Extracted data entries:
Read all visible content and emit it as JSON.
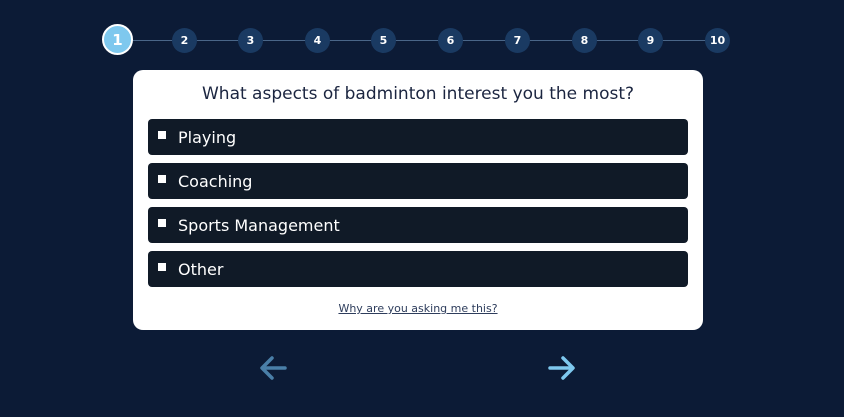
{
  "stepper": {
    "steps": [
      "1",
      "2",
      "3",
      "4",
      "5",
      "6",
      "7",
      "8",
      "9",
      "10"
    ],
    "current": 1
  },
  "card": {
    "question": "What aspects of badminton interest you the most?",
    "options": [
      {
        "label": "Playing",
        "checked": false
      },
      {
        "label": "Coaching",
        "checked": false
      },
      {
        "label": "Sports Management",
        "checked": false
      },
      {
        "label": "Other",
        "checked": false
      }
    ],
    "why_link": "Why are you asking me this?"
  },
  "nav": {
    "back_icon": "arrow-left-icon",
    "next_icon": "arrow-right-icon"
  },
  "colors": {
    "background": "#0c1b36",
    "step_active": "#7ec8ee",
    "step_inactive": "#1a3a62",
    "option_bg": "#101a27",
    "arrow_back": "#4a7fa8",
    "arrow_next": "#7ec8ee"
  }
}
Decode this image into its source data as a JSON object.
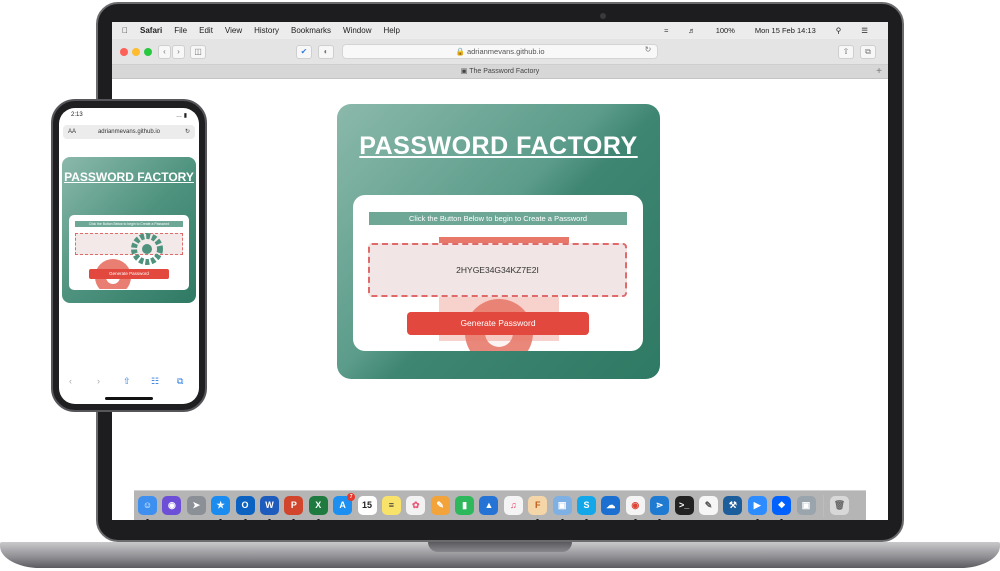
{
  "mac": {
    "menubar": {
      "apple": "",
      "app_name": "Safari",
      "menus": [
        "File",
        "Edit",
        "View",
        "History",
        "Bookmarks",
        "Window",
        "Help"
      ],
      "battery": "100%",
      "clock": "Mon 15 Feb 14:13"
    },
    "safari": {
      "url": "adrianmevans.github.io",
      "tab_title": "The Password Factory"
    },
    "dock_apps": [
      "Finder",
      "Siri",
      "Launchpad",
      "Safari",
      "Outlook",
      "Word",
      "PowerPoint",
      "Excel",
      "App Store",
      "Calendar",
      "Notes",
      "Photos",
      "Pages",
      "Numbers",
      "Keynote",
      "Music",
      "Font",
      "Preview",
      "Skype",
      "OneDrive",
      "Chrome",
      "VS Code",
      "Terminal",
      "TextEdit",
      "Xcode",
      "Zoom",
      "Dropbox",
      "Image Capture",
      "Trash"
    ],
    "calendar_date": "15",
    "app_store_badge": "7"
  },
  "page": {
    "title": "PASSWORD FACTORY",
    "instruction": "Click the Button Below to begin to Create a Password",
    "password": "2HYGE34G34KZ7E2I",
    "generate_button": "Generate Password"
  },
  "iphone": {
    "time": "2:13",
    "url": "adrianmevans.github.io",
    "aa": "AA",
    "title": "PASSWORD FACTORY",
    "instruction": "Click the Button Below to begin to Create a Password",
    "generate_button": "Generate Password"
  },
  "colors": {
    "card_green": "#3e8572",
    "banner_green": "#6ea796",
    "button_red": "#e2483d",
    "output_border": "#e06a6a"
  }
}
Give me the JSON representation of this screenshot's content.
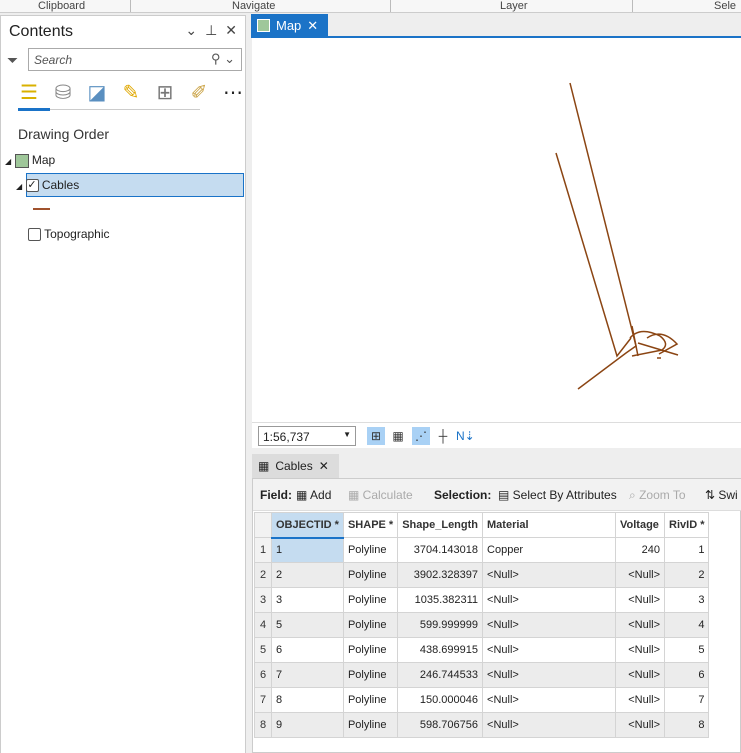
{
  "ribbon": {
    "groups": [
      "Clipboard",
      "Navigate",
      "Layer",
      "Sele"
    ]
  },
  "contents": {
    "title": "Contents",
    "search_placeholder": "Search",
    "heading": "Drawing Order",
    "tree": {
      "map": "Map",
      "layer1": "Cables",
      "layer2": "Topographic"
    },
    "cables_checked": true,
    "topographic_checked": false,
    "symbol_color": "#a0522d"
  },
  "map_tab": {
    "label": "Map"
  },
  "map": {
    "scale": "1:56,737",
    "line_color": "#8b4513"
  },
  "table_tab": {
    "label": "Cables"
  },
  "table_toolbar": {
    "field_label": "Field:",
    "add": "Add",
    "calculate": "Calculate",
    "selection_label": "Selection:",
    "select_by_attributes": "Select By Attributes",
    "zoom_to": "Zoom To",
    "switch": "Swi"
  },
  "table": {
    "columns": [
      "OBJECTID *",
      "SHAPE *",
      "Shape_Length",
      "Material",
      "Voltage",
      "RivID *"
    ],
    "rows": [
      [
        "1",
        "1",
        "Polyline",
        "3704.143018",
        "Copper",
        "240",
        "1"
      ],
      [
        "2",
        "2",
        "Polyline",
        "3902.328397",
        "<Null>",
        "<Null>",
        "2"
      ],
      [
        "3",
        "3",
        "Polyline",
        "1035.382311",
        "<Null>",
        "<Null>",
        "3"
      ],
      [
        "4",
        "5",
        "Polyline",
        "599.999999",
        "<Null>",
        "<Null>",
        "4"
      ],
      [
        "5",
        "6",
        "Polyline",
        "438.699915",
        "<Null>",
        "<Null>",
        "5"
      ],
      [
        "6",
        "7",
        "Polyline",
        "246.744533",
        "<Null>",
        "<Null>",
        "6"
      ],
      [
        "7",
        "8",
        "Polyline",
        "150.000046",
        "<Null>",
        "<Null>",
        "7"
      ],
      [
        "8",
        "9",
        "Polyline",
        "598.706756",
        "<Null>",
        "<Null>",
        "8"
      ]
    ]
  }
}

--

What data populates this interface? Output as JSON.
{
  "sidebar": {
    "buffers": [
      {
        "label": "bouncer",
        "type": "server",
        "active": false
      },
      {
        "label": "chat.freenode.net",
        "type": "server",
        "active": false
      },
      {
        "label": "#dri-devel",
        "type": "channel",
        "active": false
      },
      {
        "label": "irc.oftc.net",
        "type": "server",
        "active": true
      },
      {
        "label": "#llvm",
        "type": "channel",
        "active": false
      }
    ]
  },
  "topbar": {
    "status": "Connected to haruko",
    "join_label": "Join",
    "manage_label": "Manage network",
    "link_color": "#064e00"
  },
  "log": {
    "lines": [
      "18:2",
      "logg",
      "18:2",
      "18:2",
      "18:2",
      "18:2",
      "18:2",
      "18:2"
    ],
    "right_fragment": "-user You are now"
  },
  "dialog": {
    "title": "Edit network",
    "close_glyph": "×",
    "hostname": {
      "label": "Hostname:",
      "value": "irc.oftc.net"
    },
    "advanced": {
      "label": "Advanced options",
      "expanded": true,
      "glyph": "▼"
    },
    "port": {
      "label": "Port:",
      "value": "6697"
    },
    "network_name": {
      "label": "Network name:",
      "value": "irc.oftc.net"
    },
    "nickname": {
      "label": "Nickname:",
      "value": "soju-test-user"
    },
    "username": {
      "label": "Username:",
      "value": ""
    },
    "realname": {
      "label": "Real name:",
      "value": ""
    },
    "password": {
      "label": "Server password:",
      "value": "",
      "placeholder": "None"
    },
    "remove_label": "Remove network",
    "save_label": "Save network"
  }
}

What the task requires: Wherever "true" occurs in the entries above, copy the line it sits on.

Problem solution:
    "cables_checked": true,
        "active": true
      "expanded": true,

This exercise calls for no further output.